educator, writer, speaker, devoted family man, amateur philosopher, chess enthusiast, basketball junkie, connoisseur of fine hip hop, and purveyor of wit and wisdom
Another item checked off my 40 by 40 list…
On Thursday, I went to the AMC Ontario Mills theater to watch The Dark Knight Rises with Karen (an avid movie fanatic) and Jennifer (the only adult on the planet who has never seen any of Christopher Nolan’s Batman movies). The theater was one of many showing Christopher Nolan’s trilogy in its entirety. The first movie (Batman Begins) started at 6pm, the second movie (The Dark Knight) began at 8:45, and the final installment (The Dark Knight Rises) began at just after midnight.
Sitting in a theater seat to watch an entire trilogy is tough, but I had practiced this feat of endurance for the two weeks prior. The Sunday before, I sat in one room and re-watched the Bourne Identity trilogy, and the Sunday before that (after a heavy Saturday of moving into a new house), I re-watched the Matrix trilogy. So by the time The Dark Knight Rises came along, I was ready.
There was a party-like atmosphere and the crowd was fantastic. Fans who purchased tickets to the trilogy received a special trilogy poster and a lanyard commemorating the event.
Let me just say that Christopher Nolan is amazing. Watching the movies back to back to back in this marathon sitting made me appreciate what Nolan attempted to do with his retelling of the Batman story.
The theme of the first movie was fear in all its forms–Bruce Wayne’s need to overcome his childhood fear of bats, his ability to transform this fear into something tangibly productive, Dr. Crane (as the villian Scarecrow) creating a nerve gas to exacerbate feelings of fear in Gotham residents.
The theme of the second movie centered on how we react in the face of pure, unbridled, and inexplicable chaos (personified in amazing form by the late Heath Ledger’s portrayal of the Joker).
The final movie had as its theme the soul’s ability to rise after being seemingly beaten beyond repair. After experiencing 8 years of peace, does Gotham City really need a hero like the Batman anymore? What else can Bruce Wayne do but become a recluse and allow his spirit to deteriorate?
But, alas, a new villian named Bane threatens Gotham City, and Batman rises to meet the challenge…for a few minutes…after which Bane physically, mentally, emotionally, and spiritually breaks Batman with an effortlessness not seen in other villians. The broken Bruce Wayne is left to die in an inescapable prison located thousands of miles away while Bane effectively unleashes anarchy in Gotham, holding the surrounding government and military forces at bay with the threats of detonating a nuclear bomb. Batman must rise after being summarily crushed, and Gotham itself must rise after being beaten.
From fear to chaos to redemption…what other story about the human condition is there?

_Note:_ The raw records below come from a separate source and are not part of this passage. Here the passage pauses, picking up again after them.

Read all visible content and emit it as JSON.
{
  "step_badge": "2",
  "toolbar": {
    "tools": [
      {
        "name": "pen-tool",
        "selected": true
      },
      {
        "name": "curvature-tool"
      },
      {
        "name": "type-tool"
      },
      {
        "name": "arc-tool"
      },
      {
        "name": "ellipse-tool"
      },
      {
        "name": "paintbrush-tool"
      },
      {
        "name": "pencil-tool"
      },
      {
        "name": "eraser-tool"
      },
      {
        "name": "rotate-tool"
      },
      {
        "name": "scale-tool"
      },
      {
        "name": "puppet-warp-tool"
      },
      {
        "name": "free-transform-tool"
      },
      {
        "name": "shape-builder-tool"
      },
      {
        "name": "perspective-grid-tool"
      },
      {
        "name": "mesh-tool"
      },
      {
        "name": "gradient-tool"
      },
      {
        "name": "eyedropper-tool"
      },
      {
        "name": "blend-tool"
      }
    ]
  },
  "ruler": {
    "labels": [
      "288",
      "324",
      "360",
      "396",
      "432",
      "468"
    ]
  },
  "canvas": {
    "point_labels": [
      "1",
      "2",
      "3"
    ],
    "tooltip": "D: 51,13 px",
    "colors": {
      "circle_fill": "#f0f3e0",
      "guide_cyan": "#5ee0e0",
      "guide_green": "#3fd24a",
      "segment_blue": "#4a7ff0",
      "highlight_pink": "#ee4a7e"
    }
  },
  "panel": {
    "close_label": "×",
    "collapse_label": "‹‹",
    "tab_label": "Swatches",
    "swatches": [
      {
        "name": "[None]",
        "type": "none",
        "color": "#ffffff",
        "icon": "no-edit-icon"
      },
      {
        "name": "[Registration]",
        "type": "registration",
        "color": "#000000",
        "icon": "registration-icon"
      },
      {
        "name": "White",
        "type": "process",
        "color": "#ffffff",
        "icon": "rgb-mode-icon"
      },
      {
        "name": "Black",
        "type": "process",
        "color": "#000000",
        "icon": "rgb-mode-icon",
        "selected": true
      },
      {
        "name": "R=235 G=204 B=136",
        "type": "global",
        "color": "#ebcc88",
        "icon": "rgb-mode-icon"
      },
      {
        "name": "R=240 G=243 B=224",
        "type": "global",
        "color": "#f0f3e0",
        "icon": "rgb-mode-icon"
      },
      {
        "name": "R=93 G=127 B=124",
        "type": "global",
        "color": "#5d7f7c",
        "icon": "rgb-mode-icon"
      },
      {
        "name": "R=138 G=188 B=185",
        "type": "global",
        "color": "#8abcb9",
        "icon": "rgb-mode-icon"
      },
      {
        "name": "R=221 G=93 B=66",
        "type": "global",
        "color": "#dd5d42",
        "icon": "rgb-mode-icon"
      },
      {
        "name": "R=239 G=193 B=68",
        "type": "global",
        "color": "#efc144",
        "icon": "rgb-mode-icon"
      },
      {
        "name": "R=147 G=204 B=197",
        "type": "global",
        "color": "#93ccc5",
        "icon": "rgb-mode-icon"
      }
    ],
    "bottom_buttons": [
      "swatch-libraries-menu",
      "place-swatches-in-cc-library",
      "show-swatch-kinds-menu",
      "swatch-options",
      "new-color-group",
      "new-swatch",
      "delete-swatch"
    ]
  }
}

The movie theater began emptying around 3:00 in the morning, and as soon as I got into my car, the news radio I was listening to earlier had a broadcaster trying her best to update listeners on the breaking news of a mass shooting at a midnight showing of The Dark Knight Rises film in Colorado. I was stunned. I originally wanted to write this post Friday morning, but I just didn’t know what to say.
After days of updates on this attack, I can only pray that the victims’ families can find their own paths from fear and chaos to healing and redemption.